Have you heard about this? If you are under sixteen, you probably have. I saw it on the local news. The “MOMO Challenge” is a viral phenomenon encouraging violent acts and suicide among young people. People are taking it seriously. Like I said, I saw it on the evening news. But here’s the thing: it’s a hoax. To be more precise, the challenge itself is a real thing, but the dangers associated with it have been greatly exaggerated. There have been no credible accounts of any violent activity or deaths linked to MOMO.
The image that appears as MOMO is actually a sculpture created by Italian special effects artist Keisuke Aisawa. (Just seeing if you were paying attention, there. Keisuke Aisawa is actually Japanese.) The image was stolen, and Aisawa has no involvement with the MOMO challenge. The sculpture itself represents an “ubume”, the ghost of a woman who died in childbirth and now carries around her dead infant in her arms, trying to trick passersby into holding it, at which point the child is transformed into a stone. Certainly it was also influenced by the Kuchisake-onna, or “slit-mouthed woman”, a frightening figure still reportedly encountered in Japan and other Asian countries.
The MOMO Challenge has been compared to the Slender Man phenomenon, which does make me wonder how long it will be before we see a crappy Slender Man vs. MOMO movie.
WAYNE MILLER is the owner and creative director of EVIL CHEEZ PRODUCTIONS, specializing in theatrical performances and haunted attractions. He has written, produced, and directed (and occasionally acted in) over two dozen plays, most of them in the Horror and True Crime genres. He obtained a doctorate in Occult Studies from Miskatonic University and is an active paranormal investigator.
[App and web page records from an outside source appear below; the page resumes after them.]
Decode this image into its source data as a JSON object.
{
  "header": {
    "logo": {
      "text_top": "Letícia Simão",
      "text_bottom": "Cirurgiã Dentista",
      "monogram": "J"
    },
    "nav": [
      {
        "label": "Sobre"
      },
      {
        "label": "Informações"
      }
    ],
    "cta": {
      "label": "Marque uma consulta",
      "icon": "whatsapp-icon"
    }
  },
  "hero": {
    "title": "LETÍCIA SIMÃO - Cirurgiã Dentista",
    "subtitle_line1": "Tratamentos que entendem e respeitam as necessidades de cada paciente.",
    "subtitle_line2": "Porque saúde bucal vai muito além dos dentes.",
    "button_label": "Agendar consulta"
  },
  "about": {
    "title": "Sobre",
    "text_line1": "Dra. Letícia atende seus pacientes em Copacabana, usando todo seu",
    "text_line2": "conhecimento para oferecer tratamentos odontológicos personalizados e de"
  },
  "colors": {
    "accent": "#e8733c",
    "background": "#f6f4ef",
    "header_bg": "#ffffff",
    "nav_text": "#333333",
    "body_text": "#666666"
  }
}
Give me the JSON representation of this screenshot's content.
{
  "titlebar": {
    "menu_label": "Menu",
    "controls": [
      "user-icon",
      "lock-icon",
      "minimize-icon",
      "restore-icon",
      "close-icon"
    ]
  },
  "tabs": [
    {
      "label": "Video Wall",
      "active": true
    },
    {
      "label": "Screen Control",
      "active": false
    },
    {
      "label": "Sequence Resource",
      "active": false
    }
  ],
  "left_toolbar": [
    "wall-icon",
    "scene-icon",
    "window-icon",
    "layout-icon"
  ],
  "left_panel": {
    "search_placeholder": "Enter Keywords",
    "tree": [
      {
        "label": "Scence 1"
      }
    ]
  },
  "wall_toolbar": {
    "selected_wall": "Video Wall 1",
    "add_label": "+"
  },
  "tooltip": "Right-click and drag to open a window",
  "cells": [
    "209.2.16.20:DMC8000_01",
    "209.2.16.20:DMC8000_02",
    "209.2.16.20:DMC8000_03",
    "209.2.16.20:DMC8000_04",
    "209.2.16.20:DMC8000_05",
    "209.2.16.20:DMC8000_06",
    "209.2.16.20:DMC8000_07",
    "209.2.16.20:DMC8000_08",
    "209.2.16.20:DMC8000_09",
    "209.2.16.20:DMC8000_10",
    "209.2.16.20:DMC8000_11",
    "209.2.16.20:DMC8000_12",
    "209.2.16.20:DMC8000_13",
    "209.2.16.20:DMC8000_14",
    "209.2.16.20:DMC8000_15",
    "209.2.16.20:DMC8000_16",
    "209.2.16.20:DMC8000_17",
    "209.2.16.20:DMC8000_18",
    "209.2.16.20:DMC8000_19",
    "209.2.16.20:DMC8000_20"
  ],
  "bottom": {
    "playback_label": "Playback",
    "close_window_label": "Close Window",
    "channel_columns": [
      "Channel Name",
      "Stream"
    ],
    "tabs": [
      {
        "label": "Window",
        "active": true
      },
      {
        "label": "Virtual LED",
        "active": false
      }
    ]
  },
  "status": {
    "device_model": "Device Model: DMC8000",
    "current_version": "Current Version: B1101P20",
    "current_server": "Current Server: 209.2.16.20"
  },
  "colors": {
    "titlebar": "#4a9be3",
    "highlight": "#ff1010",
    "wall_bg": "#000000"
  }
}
Is frequently told he resembles Anton Lavey. And Ming the Merciless.
Denn die totden reiten schnell!